There was an interesting blurb in R&D Today abut the Manhattan project as an example of a project where everything was just too new to able to form hypotheses and perform experiments; they just had to go through a stage of trying a lot of things, noting the outcomes, and slowly getting to the point of finding more solid ground.
In data science and particularly ambitious startups there is an increasing realization that you can’t just agile your way from nothing; you have to go through that same casting about phase first. That means actually mixing stagegate approaches (waterfall! gasp!) with agile, or going through separate R&D, Design and then Engineering/Productionizing phases. Basecamp has a process around it - transitioning away from “R&D”. I think as data analysis becomes more mainstream, research software development may become more and more similar to other areas of software development.

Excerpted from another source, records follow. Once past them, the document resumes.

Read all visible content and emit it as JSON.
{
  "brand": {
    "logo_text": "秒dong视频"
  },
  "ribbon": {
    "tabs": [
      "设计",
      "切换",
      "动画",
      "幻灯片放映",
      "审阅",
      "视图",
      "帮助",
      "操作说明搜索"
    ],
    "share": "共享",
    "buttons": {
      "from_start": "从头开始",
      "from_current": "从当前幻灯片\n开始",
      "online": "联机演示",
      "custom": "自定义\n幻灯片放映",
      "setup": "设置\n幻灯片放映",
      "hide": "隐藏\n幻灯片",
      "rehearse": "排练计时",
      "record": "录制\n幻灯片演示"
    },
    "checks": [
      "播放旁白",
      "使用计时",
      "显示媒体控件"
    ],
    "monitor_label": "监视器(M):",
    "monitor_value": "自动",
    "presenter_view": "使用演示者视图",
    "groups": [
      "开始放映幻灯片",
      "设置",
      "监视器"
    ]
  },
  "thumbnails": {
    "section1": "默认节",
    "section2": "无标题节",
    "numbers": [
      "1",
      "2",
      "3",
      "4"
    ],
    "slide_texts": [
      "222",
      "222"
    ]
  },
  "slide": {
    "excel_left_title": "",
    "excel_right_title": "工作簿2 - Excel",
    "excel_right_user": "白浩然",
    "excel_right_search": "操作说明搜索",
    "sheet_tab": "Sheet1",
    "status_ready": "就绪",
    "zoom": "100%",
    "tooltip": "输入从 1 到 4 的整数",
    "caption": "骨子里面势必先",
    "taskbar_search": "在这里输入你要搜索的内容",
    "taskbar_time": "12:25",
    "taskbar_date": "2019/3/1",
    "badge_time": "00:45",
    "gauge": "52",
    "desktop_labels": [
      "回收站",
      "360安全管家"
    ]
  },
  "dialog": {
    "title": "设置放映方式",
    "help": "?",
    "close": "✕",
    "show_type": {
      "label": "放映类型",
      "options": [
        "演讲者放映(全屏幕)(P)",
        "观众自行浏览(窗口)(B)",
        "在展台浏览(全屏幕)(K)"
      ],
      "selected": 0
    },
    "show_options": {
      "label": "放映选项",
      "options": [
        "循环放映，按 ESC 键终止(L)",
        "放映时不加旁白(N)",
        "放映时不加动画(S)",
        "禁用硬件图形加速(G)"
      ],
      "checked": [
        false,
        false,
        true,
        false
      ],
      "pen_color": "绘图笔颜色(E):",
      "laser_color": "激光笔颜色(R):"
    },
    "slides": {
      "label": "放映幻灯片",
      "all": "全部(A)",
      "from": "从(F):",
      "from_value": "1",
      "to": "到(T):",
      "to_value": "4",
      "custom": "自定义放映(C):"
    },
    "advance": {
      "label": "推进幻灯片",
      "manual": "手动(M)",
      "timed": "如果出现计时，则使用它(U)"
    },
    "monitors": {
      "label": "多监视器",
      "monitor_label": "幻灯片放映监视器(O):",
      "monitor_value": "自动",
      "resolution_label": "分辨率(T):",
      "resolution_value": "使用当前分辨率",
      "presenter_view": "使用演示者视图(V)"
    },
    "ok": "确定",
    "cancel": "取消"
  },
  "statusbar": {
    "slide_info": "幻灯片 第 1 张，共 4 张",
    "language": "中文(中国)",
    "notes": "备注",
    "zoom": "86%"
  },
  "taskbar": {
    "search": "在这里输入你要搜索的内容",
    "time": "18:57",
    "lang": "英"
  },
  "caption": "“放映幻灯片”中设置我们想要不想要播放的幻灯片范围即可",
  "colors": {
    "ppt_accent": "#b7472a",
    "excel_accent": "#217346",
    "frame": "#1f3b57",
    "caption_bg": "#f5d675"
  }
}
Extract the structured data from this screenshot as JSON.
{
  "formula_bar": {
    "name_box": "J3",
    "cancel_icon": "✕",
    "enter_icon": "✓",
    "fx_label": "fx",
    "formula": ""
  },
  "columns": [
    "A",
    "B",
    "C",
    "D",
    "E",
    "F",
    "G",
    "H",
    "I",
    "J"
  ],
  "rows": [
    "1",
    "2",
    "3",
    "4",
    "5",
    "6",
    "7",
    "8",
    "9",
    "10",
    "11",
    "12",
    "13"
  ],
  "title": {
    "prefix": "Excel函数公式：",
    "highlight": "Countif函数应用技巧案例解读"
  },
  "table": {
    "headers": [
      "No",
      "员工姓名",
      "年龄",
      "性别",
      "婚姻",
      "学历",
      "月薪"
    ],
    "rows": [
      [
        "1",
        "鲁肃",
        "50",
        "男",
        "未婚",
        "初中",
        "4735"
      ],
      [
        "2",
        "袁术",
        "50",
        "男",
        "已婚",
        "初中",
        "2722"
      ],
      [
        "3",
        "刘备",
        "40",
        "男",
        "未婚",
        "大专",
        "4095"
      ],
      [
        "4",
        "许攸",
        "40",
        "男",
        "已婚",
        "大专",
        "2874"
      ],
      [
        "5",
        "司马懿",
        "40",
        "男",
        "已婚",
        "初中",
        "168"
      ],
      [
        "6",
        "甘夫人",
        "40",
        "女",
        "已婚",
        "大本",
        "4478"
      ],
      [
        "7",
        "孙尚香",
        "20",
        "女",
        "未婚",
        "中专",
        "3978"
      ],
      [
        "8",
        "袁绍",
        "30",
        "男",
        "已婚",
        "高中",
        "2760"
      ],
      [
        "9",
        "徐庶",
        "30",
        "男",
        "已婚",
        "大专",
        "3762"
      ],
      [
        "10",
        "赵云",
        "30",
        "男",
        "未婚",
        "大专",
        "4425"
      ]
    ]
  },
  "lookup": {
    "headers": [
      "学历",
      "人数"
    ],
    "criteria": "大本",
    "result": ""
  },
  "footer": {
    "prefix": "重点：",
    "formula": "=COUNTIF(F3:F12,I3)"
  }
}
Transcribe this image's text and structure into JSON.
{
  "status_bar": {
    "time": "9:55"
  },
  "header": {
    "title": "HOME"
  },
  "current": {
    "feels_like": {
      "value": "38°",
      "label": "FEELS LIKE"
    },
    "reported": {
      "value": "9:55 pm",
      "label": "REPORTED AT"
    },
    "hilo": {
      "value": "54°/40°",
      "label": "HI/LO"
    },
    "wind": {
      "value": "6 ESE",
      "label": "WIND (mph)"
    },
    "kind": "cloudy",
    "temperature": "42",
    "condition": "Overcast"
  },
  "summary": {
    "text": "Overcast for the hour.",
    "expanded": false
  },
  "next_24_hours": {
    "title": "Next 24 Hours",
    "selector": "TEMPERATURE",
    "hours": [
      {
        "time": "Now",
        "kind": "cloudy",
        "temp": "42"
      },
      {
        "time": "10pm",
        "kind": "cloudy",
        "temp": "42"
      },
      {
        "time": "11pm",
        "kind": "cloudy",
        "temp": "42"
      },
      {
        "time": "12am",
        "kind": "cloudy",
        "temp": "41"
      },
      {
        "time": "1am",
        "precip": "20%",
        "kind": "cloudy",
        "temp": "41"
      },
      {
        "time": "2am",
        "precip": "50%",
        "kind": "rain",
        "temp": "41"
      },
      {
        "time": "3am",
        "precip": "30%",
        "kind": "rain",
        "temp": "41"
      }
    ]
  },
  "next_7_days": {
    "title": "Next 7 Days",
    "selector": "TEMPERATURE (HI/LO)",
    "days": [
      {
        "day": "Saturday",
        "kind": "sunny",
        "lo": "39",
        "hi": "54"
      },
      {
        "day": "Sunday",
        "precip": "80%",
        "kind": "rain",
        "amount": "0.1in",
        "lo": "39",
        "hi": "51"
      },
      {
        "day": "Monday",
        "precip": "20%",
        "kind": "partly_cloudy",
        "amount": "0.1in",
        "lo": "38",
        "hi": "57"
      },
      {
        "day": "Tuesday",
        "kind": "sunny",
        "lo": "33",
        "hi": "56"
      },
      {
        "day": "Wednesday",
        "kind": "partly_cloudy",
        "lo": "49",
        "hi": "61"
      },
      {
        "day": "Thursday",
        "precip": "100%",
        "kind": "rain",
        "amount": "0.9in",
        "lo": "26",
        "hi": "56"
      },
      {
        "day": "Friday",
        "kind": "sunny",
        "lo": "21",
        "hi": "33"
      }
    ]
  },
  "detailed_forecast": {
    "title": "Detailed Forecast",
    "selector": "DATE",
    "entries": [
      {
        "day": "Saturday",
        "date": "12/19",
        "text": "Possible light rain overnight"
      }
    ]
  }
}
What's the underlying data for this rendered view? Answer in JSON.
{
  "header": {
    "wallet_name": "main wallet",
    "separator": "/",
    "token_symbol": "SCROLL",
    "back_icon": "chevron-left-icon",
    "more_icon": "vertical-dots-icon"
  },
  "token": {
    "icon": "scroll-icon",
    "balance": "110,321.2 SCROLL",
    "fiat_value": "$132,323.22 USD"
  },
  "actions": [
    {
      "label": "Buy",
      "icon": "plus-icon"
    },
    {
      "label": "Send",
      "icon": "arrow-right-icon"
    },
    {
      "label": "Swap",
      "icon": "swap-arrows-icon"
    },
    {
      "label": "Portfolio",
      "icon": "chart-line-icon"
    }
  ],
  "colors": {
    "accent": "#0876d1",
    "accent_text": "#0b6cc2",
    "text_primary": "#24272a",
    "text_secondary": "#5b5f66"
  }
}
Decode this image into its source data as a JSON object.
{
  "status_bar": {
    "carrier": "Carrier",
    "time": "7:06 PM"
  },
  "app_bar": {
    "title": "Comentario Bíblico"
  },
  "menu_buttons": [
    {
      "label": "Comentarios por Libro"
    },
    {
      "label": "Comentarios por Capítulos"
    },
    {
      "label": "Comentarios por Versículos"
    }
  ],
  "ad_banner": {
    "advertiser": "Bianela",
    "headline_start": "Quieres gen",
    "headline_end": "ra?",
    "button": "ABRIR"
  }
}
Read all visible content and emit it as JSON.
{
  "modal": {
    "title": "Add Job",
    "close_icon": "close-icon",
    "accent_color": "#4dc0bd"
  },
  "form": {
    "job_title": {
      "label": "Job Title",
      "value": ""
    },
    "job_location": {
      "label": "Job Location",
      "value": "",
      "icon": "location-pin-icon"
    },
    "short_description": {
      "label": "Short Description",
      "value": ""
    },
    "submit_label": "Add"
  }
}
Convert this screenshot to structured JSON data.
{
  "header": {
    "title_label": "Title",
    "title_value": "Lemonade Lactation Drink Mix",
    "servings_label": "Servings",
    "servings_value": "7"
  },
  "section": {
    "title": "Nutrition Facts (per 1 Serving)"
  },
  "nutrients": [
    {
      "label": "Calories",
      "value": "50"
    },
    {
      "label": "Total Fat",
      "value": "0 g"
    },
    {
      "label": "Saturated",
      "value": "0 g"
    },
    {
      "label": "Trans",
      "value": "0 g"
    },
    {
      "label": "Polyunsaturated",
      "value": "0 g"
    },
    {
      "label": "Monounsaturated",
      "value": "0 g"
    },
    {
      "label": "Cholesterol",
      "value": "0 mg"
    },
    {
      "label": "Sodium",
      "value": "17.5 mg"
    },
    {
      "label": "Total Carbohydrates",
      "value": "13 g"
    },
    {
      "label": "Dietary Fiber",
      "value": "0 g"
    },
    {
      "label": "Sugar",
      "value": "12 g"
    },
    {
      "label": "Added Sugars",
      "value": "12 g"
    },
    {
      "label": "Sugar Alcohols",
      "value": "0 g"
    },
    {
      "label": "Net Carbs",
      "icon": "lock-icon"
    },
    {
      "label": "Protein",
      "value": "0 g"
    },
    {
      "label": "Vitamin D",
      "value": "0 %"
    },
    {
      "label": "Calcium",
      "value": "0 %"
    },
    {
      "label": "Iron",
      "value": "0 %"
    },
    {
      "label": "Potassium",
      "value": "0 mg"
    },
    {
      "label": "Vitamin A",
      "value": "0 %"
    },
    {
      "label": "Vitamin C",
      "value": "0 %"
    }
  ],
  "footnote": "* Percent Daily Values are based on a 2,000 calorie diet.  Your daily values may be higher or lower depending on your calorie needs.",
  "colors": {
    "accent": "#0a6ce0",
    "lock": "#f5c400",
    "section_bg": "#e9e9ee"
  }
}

A decade in review in tech, Cindy Sridharan
Ok, I’m pretty late to this one, but this is a thoughtful look at what happened in the 2010s and thinking about why. I think the comparison between Docker and Kubernetes is particularly on-target; Docker took over the world incredibly quickly because it served a real need and the “highest level API” was very well matched to that need. Kubernetes owns its space but growing that user base is going to be hard because the “highest level API” is… well… really not very high level, or even closely lined up with the problems it aims to solve.
Hard and Soft Modularity, Brittany DePoi
This is a very nice way to think about modularity, using continuous development as a mental model; the issue isn’t just whether the tools are separate, but whether you can deploy a new version of a tool without that propagating outwards.
(See also this tweet.) It’s always good to take stock, look to see what’s going well and what’s not, make hypotheses about how to fix things, and then try the experiment and see how it goes. We’re scientists - that’s what we do! (Although not often enough about our own processes). This isn’t a particularly new thing, though; continuous improvement has been a part of agile methods since before agile was used in software development.
Two very different kinds of advice on two different kinds of technical writing this week:
Notes on Technical Writing, Marcus Kazmierczak
All of our teams have to write documentation, whether it’s for researchers using a computing system or a piece of software. And even though we spend much of our day reading (and having strong opinions about) the quality of said documentation, when it’s our turn to do the writing it’s still hard to know what to focus on.
Marcus Kazmierczak’s short blog point focusses on 5 principles he follows, and expands on each:
and I found it very useful.
Why I Keep a Research Blog, Gregory Gundersen
Moving from how to write to why to write, this Princeton Ph.D. candidate describes why he blogs about and on topics related to his research. Blogs are slowly coming back after being buffeted by the rise of social media, and they can be an incredibly useful resource both for the reader and for the writer. Writing is painful and agonizing (IMHO) because of the level of clarity it requires of my thinking, but that makes it a useful process. His seven goals are
and he expands on them. My goals for this newsletter aren’t that dissimilar…